Web page and app entries
______________________________

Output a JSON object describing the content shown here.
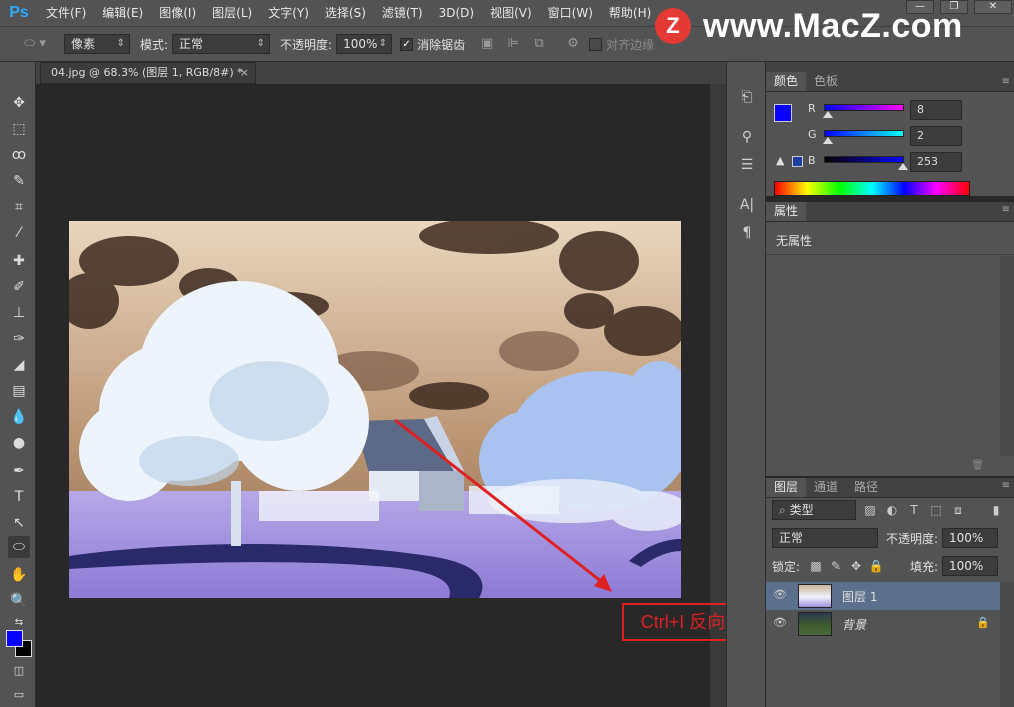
{
  "app": {
    "logo": "Ps"
  },
  "menu": [
    "文件(F)",
    "编辑(E)",
    "图像(I)",
    "图层(L)",
    "文字(Y)",
    "选择(S)",
    "滤镜(T)",
    "3D(D)",
    "视图(V)",
    "窗口(W)",
    "帮助(H)"
  ],
  "window_controls": {
    "minimize": "—",
    "maximize": "❐",
    "close": "✕"
  },
  "watermark": {
    "logo_letter": "Z",
    "text": "www.MacZ.com"
  },
  "options": {
    "unit_select": "像素",
    "mode_label": "模式:",
    "mode_value": "正常",
    "opacity_label": "不透明度:",
    "opacity_value": "100%",
    "antialias_label": "消除锯齿",
    "antialias_checked": true,
    "align_edges_label": "对齐边缘"
  },
  "document": {
    "tab_title": "04.jpg @ 68.3% (图层 1, RGB/8#) *",
    "close": "×"
  },
  "annotation": {
    "text": "Ctrl+I 反向",
    "color": "#e02020"
  },
  "color_panel": {
    "tabs": [
      "颜色",
      "色板"
    ],
    "active_tab": 0,
    "foreground": "#0802fd",
    "background": "#000000",
    "r_label": "R",
    "r_value": "8",
    "g_label": "G",
    "g_value": "2",
    "b_label": "B",
    "b_value": "253"
  },
  "properties_panel": {
    "tabs": [
      "属性"
    ],
    "content": "无属性"
  },
  "layers_panel": {
    "tabs": [
      "图层",
      "通道",
      "路径"
    ],
    "active_tab": 0,
    "filter_label": "类型",
    "blend_mode": "正常",
    "opacity_label": "不透明度:",
    "opacity_value": "100%",
    "lock_label": "锁定:",
    "fill_label": "填充:",
    "fill_value": "100%",
    "layers": [
      {
        "name": "图层 1",
        "selected": true
      },
      {
        "name": "背景",
        "locked": true
      }
    ]
  }
}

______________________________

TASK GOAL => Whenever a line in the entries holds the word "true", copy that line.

TASK OUTPUT =>
    "antialias_checked": true,
        "selected": true
        "locked": true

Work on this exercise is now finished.